To many people in the workforce, the idea of a mass layoff once seemed unfathomable. You grow so accustomed to your job and to the daily routine it enables that it essentially becomes a part of your life that feels permanently fixed. In the midst of the current pandemic, however, mass layoffs, along with resignations and terminations, have become commonplace. The idea of a mass layoff no longer seems like the boogeyman; to many in the workforce, mass layoffs now feel like a very real possibility. Mass layoffs are scary, unpredictable, and harmful, but they should not be unexpected. This article will examine mass layoffs and workers’ rights under the Worker Adjustment and Retraining Notification Act.
The Worker Adjustment and Retraining Notification Act, or “WARN Act”, as it is aptly called, was designed to protect employees in the event of a plant closing or mass layoff. The WARN Act requires employers to provide 60 calendar-day advance notice to employees subject to plant closings or mass layoffs. Employees entitled to notice under the WARN Act include managers and supervisors along with hourly wage and salaried workers. The purpose of the WARN Act’s notice requirement is to give workers and their families the opportunity to transition to new employment and to adjust to their loss and to even enter into skill training or retraining programs to improve upon one’s marketability. The only catch is that notice of a plant closing or mass layoff is required only when the company has 100 or more employees; in other words, if the company that you work for consists of 99 employees (including managers and supervisors), then the company does not have to give you notice of a mass layoff.
Former Supreme Court Justice Ruth Bader Ginsberg was widely considered to be one of the most employee-friendly justices in the Supreme Court’s modern era. Through her lengthy tenure on the court, Justice Ginsburg authored several opinions ruling in favor of employees and unions and has largely broadened the rights of employees. With the recent appointment of Justice Amy Coney Barrett to fill the seat of Justice Ginsburg, one should expect a significant impact on the rights of employees and the future of employment law. This article will examine the effect of Justice Barrett’s appointment on employer rights, specifically focusing on religious freedoms in the workplace as well as employee discrimination claims. Justice Barrett’s appointment will ultimately create a dynamic in the Court that will more than likely broaden the rights of employers.

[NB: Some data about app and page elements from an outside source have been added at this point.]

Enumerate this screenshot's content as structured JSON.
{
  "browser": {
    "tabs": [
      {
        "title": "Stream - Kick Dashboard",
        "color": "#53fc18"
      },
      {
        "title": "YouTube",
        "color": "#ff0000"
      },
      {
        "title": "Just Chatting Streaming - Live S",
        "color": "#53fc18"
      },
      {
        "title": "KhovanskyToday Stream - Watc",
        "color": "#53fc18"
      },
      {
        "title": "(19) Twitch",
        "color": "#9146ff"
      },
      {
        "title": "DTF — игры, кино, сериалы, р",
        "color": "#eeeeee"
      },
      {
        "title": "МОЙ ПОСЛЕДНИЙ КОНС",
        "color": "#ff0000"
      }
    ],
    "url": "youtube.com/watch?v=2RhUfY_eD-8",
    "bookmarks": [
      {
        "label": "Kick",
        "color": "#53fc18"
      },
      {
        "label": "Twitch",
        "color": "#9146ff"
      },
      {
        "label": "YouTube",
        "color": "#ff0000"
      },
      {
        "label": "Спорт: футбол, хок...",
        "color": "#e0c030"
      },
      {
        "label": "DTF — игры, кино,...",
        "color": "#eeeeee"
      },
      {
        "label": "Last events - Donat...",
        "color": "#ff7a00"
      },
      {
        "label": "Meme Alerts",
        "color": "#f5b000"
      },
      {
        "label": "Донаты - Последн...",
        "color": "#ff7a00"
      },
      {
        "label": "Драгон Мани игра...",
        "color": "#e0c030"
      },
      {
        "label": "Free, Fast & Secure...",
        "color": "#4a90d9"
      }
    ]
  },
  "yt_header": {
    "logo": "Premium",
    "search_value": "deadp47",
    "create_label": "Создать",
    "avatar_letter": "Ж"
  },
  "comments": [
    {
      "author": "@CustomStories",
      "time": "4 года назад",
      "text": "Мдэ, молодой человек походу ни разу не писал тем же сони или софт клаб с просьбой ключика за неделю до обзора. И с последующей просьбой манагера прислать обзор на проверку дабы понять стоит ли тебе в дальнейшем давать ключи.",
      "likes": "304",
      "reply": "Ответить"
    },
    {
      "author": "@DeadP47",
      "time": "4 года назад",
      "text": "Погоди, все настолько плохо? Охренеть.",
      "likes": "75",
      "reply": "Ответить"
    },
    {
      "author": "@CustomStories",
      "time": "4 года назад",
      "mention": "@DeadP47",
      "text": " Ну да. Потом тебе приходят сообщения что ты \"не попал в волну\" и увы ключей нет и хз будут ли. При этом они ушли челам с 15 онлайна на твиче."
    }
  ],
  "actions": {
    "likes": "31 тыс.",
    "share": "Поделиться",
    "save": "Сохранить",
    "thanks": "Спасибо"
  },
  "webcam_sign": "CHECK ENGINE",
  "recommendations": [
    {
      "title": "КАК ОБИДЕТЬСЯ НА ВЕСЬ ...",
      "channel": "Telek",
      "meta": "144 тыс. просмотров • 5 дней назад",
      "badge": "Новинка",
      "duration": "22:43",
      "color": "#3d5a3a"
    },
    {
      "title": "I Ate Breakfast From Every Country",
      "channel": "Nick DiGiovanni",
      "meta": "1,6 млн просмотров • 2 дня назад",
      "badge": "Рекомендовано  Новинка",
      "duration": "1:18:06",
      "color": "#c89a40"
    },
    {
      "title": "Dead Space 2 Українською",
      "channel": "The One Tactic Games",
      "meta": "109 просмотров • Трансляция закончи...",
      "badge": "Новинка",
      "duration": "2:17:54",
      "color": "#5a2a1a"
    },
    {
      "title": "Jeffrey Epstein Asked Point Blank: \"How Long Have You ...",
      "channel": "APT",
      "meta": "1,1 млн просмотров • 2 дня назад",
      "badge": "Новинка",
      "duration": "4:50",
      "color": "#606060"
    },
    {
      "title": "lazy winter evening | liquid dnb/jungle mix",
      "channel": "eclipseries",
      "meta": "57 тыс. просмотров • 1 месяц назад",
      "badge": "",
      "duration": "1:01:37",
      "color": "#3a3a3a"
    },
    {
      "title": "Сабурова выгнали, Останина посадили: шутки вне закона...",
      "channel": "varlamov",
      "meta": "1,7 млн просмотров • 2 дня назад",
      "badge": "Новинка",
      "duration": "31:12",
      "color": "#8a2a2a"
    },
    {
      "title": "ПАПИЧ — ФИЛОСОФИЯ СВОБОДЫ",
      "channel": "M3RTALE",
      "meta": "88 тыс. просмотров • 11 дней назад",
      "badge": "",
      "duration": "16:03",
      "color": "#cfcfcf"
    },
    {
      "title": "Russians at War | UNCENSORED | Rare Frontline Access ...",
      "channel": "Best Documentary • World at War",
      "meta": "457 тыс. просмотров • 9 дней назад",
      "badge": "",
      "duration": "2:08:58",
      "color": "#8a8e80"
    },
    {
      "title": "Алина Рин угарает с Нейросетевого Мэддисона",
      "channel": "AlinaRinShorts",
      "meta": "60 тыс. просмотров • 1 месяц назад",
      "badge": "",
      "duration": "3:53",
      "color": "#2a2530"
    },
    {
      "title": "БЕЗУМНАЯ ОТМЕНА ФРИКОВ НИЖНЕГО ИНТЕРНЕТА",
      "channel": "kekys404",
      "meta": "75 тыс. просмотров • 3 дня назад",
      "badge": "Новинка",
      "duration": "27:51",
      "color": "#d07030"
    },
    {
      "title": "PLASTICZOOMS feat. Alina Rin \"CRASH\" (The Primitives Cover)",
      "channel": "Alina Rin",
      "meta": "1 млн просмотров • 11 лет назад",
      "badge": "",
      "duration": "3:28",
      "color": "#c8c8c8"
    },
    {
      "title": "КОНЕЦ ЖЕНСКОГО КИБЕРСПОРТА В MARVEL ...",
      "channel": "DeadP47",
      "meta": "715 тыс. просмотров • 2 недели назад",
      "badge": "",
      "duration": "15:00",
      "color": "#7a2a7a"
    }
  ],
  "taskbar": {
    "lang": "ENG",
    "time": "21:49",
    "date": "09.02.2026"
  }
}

Before we delve into Justice Barrett’s effect on employment law, it is worth taking a moment to fully develop her judicial philosophy. Justice Barrett largely takes after former Justice Antonin Scalia in that she hails from a politically conservative background and espouses the interpretative methodologies of textualism and originalism. Textualism is a form of statutory interpretation that tends to focus on the language of the law at the time the law was written as well as what the people understood the words of the law to mean at the time the law was enacted. Originalism, on the hand, focuses more on the intent of the founders in drafting the language of the Constitution. Justices Roberts, Gorsuch, Alito, Thomas, and Kavanaugh all seem to ascribe to either textualism or originalism or both, making it more than likely the case that Justice Barrett will side on decisions with this bloc of the court. Historically, this bloc of the court tends to side with employers over workers and emphasizes employers’ rights and religious freedoms in its decision-making process.